* _What the task asks_: Repeat the data below exactly. Include each line.

*** Supplied entries ***

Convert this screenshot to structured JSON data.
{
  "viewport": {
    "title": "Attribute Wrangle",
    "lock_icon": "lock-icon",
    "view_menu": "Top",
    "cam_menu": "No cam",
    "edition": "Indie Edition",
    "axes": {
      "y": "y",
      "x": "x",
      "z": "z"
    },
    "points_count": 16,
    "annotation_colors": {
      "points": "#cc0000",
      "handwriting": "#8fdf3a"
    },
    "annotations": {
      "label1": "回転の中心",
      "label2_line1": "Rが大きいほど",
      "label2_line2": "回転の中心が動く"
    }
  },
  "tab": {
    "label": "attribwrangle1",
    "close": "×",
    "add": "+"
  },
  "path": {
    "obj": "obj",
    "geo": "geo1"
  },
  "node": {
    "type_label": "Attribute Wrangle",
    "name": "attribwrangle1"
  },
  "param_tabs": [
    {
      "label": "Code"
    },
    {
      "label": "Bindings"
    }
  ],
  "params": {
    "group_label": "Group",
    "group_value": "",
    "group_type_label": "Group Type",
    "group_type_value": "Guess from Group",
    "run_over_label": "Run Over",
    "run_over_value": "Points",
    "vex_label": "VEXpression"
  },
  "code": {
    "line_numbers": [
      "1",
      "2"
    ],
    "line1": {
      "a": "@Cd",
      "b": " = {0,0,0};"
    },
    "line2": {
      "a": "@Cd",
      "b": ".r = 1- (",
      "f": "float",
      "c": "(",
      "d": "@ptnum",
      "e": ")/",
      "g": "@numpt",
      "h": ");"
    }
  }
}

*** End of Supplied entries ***

* _Final answer_:
Convert this screenshot to structured JSON data.
{
  "viewport": {
    "title": "Attribute Wrangle",
    "lock_icon": "lock-icon",
    "view_menu": "Top",
    "cam_menu": "No cam",
    "edition": "Indie Edition",
    "axes": {
      "y": "y",
      "x": "x",
      "z": "z"
    },
    "points_count": 16,
    "annotation_colors": {
      "points": "#cc0000",
      "handwriting": "#8fdf3a"
    },
    "annotations": {
      "label1": "回転の中心",
      "label2_line1": "Rが大きいほど",
      "label2_line2": "回転の中心が動く"
    }
  },
  "tab": {
    "label": "attribwrangle1",
    "close": "×",
    "add": "+"
  },
  "path": {
    "obj": "obj",
    "geo": "geo1"
  },
  "node": {
    "type_label": "Attribute Wrangle",
    "name": "attribwrangle1"
  },
  "param_tabs": [
    {
      "label": "Code"
    },
    {
      "label": "Bindings"
    }
  ],
  "params": {
    "group_label": "Group",
    "group_value": "",
    "group_type_label": "Group Type",
    "group_type_value": "Guess from Group",
    "run_over_label": "Run Over",
    "run_over_value": "Points",
    "vex_label": "VEXpression"
  },
  "code": {
    "line_numbers": [
      "1",
      "2"
    ],
    "line1": {
      "a": "@Cd",
      "b": " = {0,0,0};"
    },
    "line2": {
      "a": "@Cd",
      "b": ".r = 1- (",
      "f": "float",
      "c": "(",
      "d": "@ptnum",
      "e": ")/",
      "g": "@numpt",
      "h": ");"
    }
  }
}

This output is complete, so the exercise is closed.